(Records supplied):
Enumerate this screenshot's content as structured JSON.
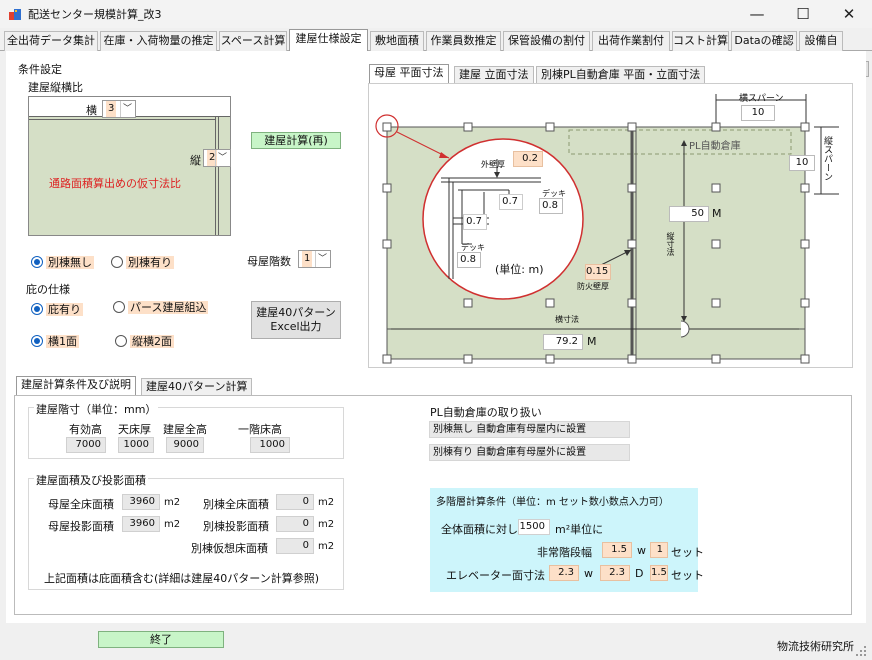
{
  "window": {
    "title": "配送センター規模計算_改3",
    "minimize": "—",
    "maximize": "☐",
    "close": "✕"
  },
  "main_tabs": [
    "全出荷データ集計",
    "在庫・入荷物量の推定",
    "スペース計算",
    "建屋仕様設定",
    "敷地面積",
    "作業員数推定",
    "保管設備の割付",
    "出荷作業割付",
    "コスト計算",
    "Dataの確認",
    "設備自"
  ],
  "main_tab_scroll": {
    "left": "◂",
    "right": "▸"
  },
  "conditions": {
    "title": "条件設定",
    "aspect_label": "建屋縦横比",
    "yoko_label": "横",
    "yoko_value": "3",
    "tate_label": "縦",
    "tate_value": "2",
    "placeholder_text": "通路面積算出めの仮寸法比",
    "calc_button": "建屋計算(再)",
    "radio_betsumune_none": "別棟無し",
    "radio_betsumune_yes": "別棟有り",
    "floors_label": "母屋階数",
    "floors_value": "1",
    "eave_title": "庇の仕様",
    "radio_eave_yes": "庇有り",
    "radio_perth": "パース建屋組込",
    "radio_side1": "横1面",
    "radio_side2": "縦横2面",
    "excel_button_line1": "建屋40パターン",
    "excel_button_line2": "Excel出力"
  },
  "drawing_tabs": [
    "母屋 平面寸法",
    "建屋 立面寸法",
    "別棟PL自動倉庫 平面・立面寸法"
  ],
  "drawing": {
    "yoko_span_label": "横スパーン",
    "yoko_span_value": "10",
    "tate_span_label": "縦スパーン",
    "tate_span_value": "10",
    "pl_label": "PL自動倉庫",
    "tate_sun_label": "縦寸法",
    "tate_sun_value": "50",
    "yoko_sun_label": "横寸法",
    "yoko_sun_value": "79.2",
    "unit_m": "M",
    "outer_wall_label": "外壁厚",
    "outer_wall_value": "0.2",
    "deck_label": "デッキ",
    "deck_value_1": "0.8",
    "dim_07a": "0.7",
    "dim_07b": "0.7",
    "deck_value_2": "0.8",
    "unit_note": "(単位: m)",
    "fire_wall_value": "0.15",
    "fire_wall_label": "防火壁厚"
  },
  "bottom_tabs": [
    "建屋計算条件及び説明",
    "建屋40パターン計算"
  ],
  "height": {
    "title": "建屋階寸（単位：mm）",
    "headers": [
      "有効高",
      "天床厚",
      "建屋全高",
      "一階床高"
    ],
    "values": [
      "7000",
      "1000",
      "9000",
      "1000"
    ]
  },
  "area": {
    "title": "建屋面積及び投影面積",
    "rows": [
      {
        "label": "母屋全床面積",
        "value": "3960",
        "unit": "m2"
      },
      {
        "label": "母屋投影面積",
        "value": "3960",
        "unit": "m2"
      }
    ],
    "right_rows": [
      {
        "label": "別棟全床面積",
        "value": "0",
        "unit": "m2"
      },
      {
        "label": "別棟投影面積",
        "value": "0",
        "unit": "m2"
      },
      {
        "label": "別棟仮想床面積",
        "value": "0",
        "unit": "m2"
      }
    ],
    "note": "上記面積は庇面積含む(詳細は建屋40パターン計算参照)"
  },
  "pl": {
    "title": "PL自動倉庫の取り扱い",
    "line1": "別棟無し 自動倉庫有母屋内に設置",
    "line2": "別棟有り 自動倉庫有母屋外に設置"
  },
  "multi": {
    "title": "多階層計算条件（単位：m セット数小数点入力可）",
    "area_prefix": "全体面積に対し",
    "area_value": "1500",
    "area_suffix": "m²単位に",
    "stair_label": "非常階段幅",
    "stair_w": "1.5",
    "w_unit": "w",
    "stair_set": "1",
    "set_unit": "セット",
    "elev_label": "エレベーター面寸法",
    "elev_w": "2.3",
    "d_unit": "D",
    "elev_d": "2.3",
    "elev_set": "1.5"
  },
  "footer": {
    "close_button": "終了",
    "company": "物流技術研究所"
  },
  "colors": {
    "accent": "#1060c0",
    "plan_fill": "#d5dfc6",
    "sky": "#cdf5fb",
    "orange_field": "#fde0c8",
    "green_button": "#c8f5c8",
    "red_text": "#dd2222"
  }
}
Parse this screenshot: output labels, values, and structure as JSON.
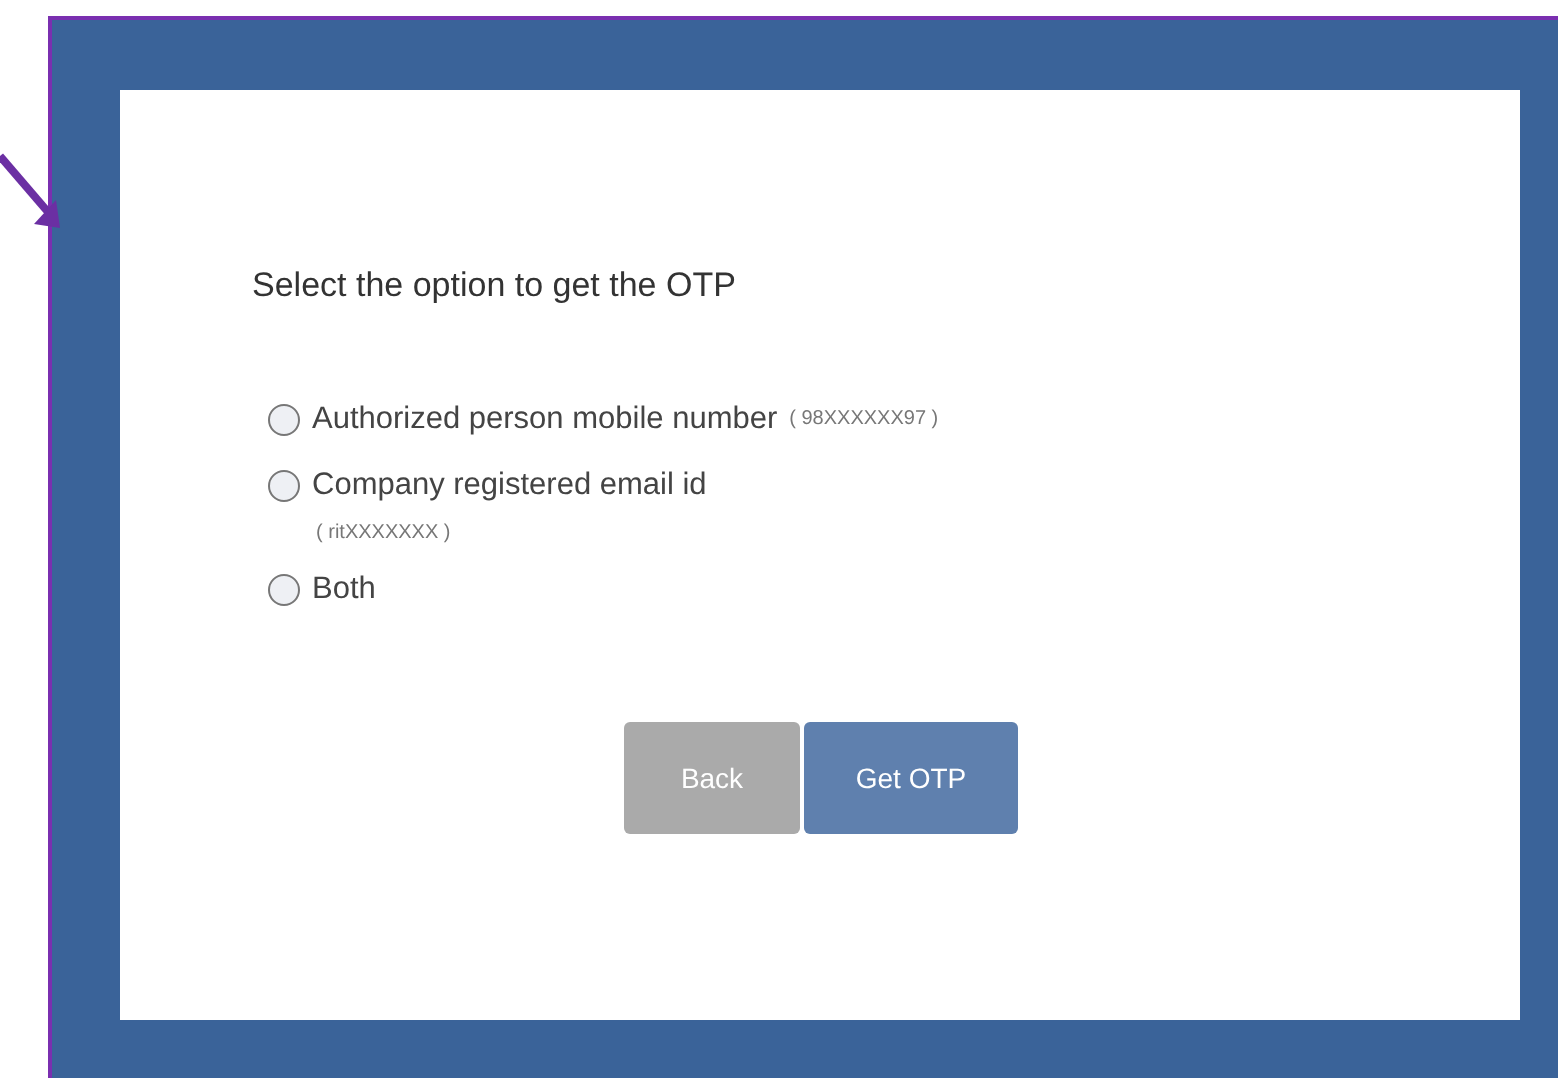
{
  "form": {
    "title": "Select the option to get the OTP",
    "options": [
      {
        "label": "Authorized person mobile number",
        "hint": "( 98XXXXXX97 )",
        "kind": "inline",
        "selected": false
      },
      {
        "label": "Company registered email id",
        "hint": "( ritXXXXXXX )",
        "kind": "below",
        "selected": false
      },
      {
        "label": "Both",
        "selected": false
      }
    ],
    "buttons": [
      {
        "label": "Back",
        "kind": "secondary"
      },
      {
        "label": "Get OTP",
        "kind": "primary"
      }
    ]
  }
}
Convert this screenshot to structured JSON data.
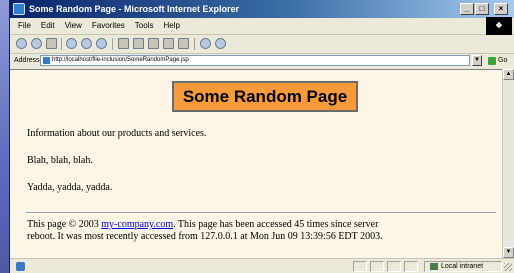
{
  "window": {
    "title": "Some Random Page - Microsoft Internet Explorer",
    "minimize": "_",
    "maximize": "□",
    "close": "×"
  },
  "menu": {
    "items": [
      "File",
      "Edit",
      "View",
      "Favorites",
      "Tools",
      "Help"
    ]
  },
  "address": {
    "label": "Address",
    "url": "http://localhost/file-inclusion/SomeRandomPage.jsp",
    "go_label": "Go"
  },
  "page": {
    "heading": "Some Random Page",
    "paragraphs": [
      "Information about our products and services.",
      "Blah, blah, blah.",
      "Yadda, yadda, yadda."
    ],
    "footer": {
      "prefix": "This page © 2003 ",
      "link_text": "my-company.com",
      "line1_rest": ". This page has been accessed 45 times since server",
      "line2": "reboot. It was most recently accessed from 127.0.0.1 at Mon Jun 09 13:39:56 EDT 2003."
    }
  },
  "status": {
    "zone": "Local intranet"
  },
  "colors": {
    "page_background": "#fdf5e6",
    "heading_background": "#f79a3a",
    "link": "#0000ee"
  }
}
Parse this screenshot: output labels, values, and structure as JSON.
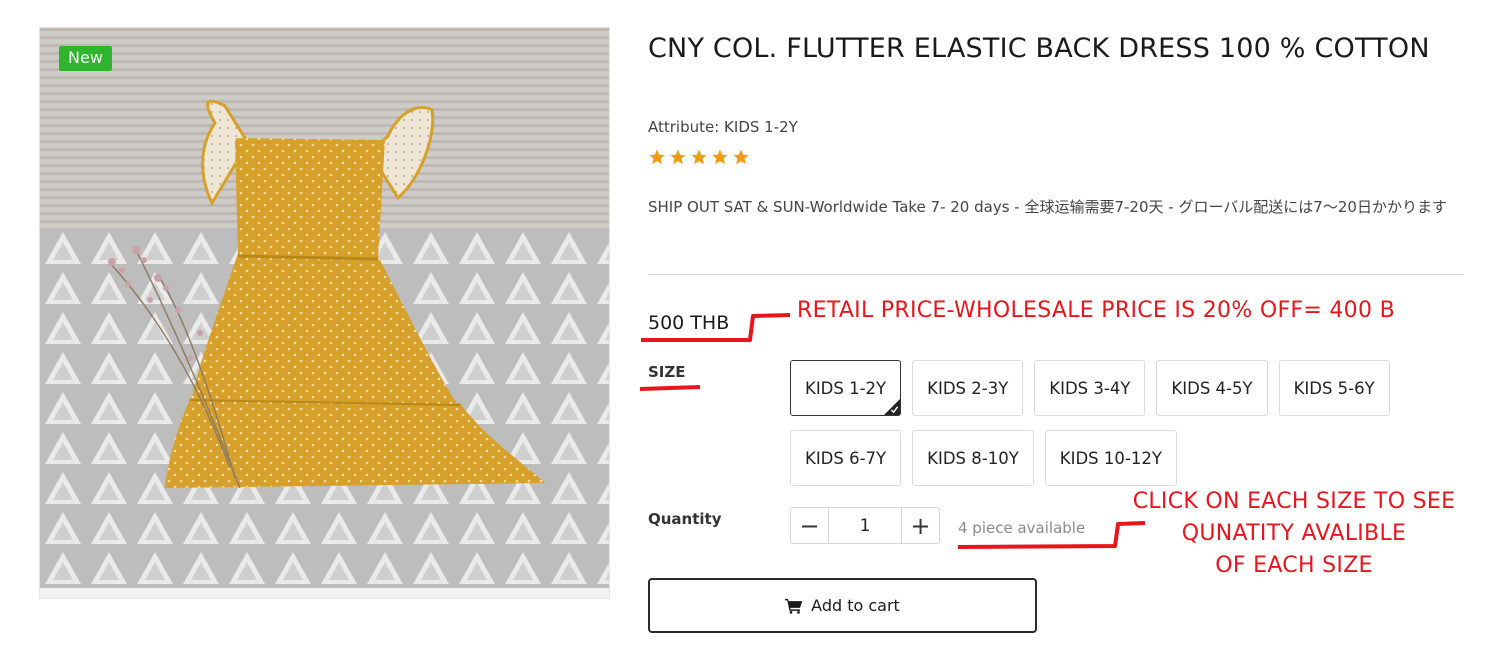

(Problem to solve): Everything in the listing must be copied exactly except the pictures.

(Answer to this task):
Enumerate this screenshot's content as structured JSON.
{
  "window": {
    "title": "配送センター規模計算_改3",
    "minimize": "—",
    "maximize": "☐",
    "close": "✕"
  },
  "main_tabs": [
    "全出荷データ集計",
    "在庫・入荷物量の推定",
    "スペース計算",
    "建屋仕様設定",
    "敷地面積",
    "作業員数推定",
    "保管設備の割付",
    "出荷作業割付",
    "コスト計算",
    "Dataの確認",
    "設備自"
  ],
  "main_tab_scroll": {
    "left": "◂",
    "right": "▸"
  },
  "conditions": {
    "title": "条件設定",
    "aspect_label": "建屋縦横比",
    "yoko_label": "横",
    "yoko_value": "3",
    "tate_label": "縦",
    "tate_value": "2",
    "placeholder_text": "通路面積算出めの仮寸法比",
    "calc_button": "建屋計算(再)",
    "radio_betsumune_none": "別棟無し",
    "radio_betsumune_yes": "別棟有り",
    "floors_label": "母屋階数",
    "floors_value": "1",
    "eave_title": "庇の仕様",
    "radio_eave_yes": "庇有り",
    "radio_perth": "パース建屋組込",
    "radio_side1": "横1面",
    "radio_side2": "縦横2面",
    "excel_button_line1": "建屋40パターン",
    "excel_button_line2": "Excel出力"
  },
  "drawing_tabs": [
    "母屋 平面寸法",
    "建屋 立面寸法",
    "別棟PL自動倉庫 平面・立面寸法"
  ],
  "drawing": {
    "yoko_span_label": "横スパーン",
    "yoko_span_value": "10",
    "tate_span_label": "縦スパーン",
    "tate_span_value": "10",
    "pl_label": "PL自動倉庫",
    "tate_sun_label": "縦寸法",
    "tate_sun_value": "50",
    "yoko_sun_label": "横寸法",
    "yoko_sun_value": "79.2",
    "unit_m": "M",
    "outer_wall_label": "外壁厚",
    "outer_wall_value": "0.2",
    "deck_label": "デッキ",
    "deck_value_1": "0.8",
    "dim_07a": "0.7",
    "dim_07b": "0.7",
    "deck_value_2": "0.8",
    "unit_note": "(単位: m)",
    "fire_wall_value": "0.15",
    "fire_wall_label": "防火壁厚"
  },
  "bottom_tabs": [
    "建屋計算条件及び説明",
    "建屋40パターン計算"
  ],
  "height": {
    "title": "建屋階寸（単位：mm）",
    "headers": [
      "有効高",
      "天床厚",
      "建屋全高",
      "一階床高"
    ],
    "values": [
      "7000",
      "1000",
      "9000",
      "1000"
    ]
  },
  "area": {
    "title": "建屋面積及び投影面積",
    "rows": [
      {
        "label": "母屋全床面積",
        "value": "3960",
        "unit": "m2"
      },
      {
        "label": "母屋投影面積",
        "value": "3960",
        "unit": "m2"
      }
    ],
    "right_rows": [
      {
        "label": "別棟全床面積",
        "value": "0",
        "unit": "m2"
      },
      {
        "label": "別棟投影面積",
        "value": "0",
        "unit": "m2"
      },
      {
        "label": "別棟仮想床面積",
        "value": "0",
        "unit": "m2"
      }
    ],
    "note": "上記面積は庇面積含む(詳細は建屋40パターン計算参照)"
  },
  "pl": {
    "title": "PL自動倉庫の取り扱い",
    "line1": "別棟無し 自動倉庫有母屋内に設置",
    "line2": "別棟有り 自動倉庫有母屋外に設置"
  },
  "multi": {
    "title": "多階層計算条件（単位：m セット数小数点入力可）",
    "area_prefix": "全体面積に対し",
    "area_value": "1500",
    "area_suffix": "m²単位に",
    "stair_label": "非常階段幅",
    "stair_w": "1.5",
    "w_unit": "w",
    "stair_set": "1",
    "set_unit": "セット",
    "elev_label": "エレベーター面寸法",
    "elev_w": "2.3",
    "d_unit": "D",
    "elev_d": "2.3",
    "elev_set": "1.5"
  },
  "footer": {
    "close_button": "終了",
    "company": "物流技術研究所"
  },
  "colors": {
    "accent": "#1060c0",
    "plan_fill": "#d5dfc6",
    "sky": "#cdf5fb",
    "orange_field": "#fde0c8",
    "green_button": "#c8f5c8",
    "red_text": "#dd2222"
  }
}
Parse this screenshot: output labels, values, and structure as JSON.
{
  "form": {
    "title": "Select the option to get the OTP",
    "options": [
      {
        "label": "Authorized person mobile number",
        "hint": "( 98XXXXXX97 )",
        "kind": "inline",
        "selected": false
      },
      {
        "label": "Company registered email id",
        "hint": "( ritXXXXXXX )",
        "kind": "below",
        "selected": false
      },
      {
        "label": "Both",
        "selected": false
      }
    ],
    "buttons": [
      {
        "label": "Back",
        "kind": "secondary"
      },
      {
        "label": "Get OTP",
        "kind": "primary"
      }
    ]
  }
}
Convert this screenshot to structured JSON data.
{
  "window": {
    "title": "Some Random Page - Microsoft Internet Explorer",
    "minimize": "_",
    "maximize": "□",
    "close": "×"
  },
  "menu": {
    "items": [
      "File",
      "Edit",
      "View",
      "Favorites",
      "Tools",
      "Help"
    ]
  },
  "address": {
    "label": "Address",
    "url": "http://localhost/file-inclusion/SomeRandomPage.jsp",
    "go_label": "Go"
  },
  "page": {
    "heading": "Some Random Page",
    "paragraphs": [
      "Information about our products and services.",
      "Blah, blah, blah.",
      "Yadda, yadda, yadda."
    ],
    "footer": {
      "prefix": "This page © 2003 ",
      "link_text": "my-company.com",
      "line1_rest": ". This page has been accessed 45 times since server",
      "line2": "reboot. It was most recently accessed from 127.0.0.1 at Mon Jun 09 13:39:56 EDT 2003."
    }
  },
  "status": {
    "zone": "Local intranet"
  },
  "colors": {
    "page_background": "#fdf5e6",
    "heading_background": "#f79a3a",
    "link": "#0000ee"
  }
}
Parse this screenshot: output labels, values, and structure as JSON.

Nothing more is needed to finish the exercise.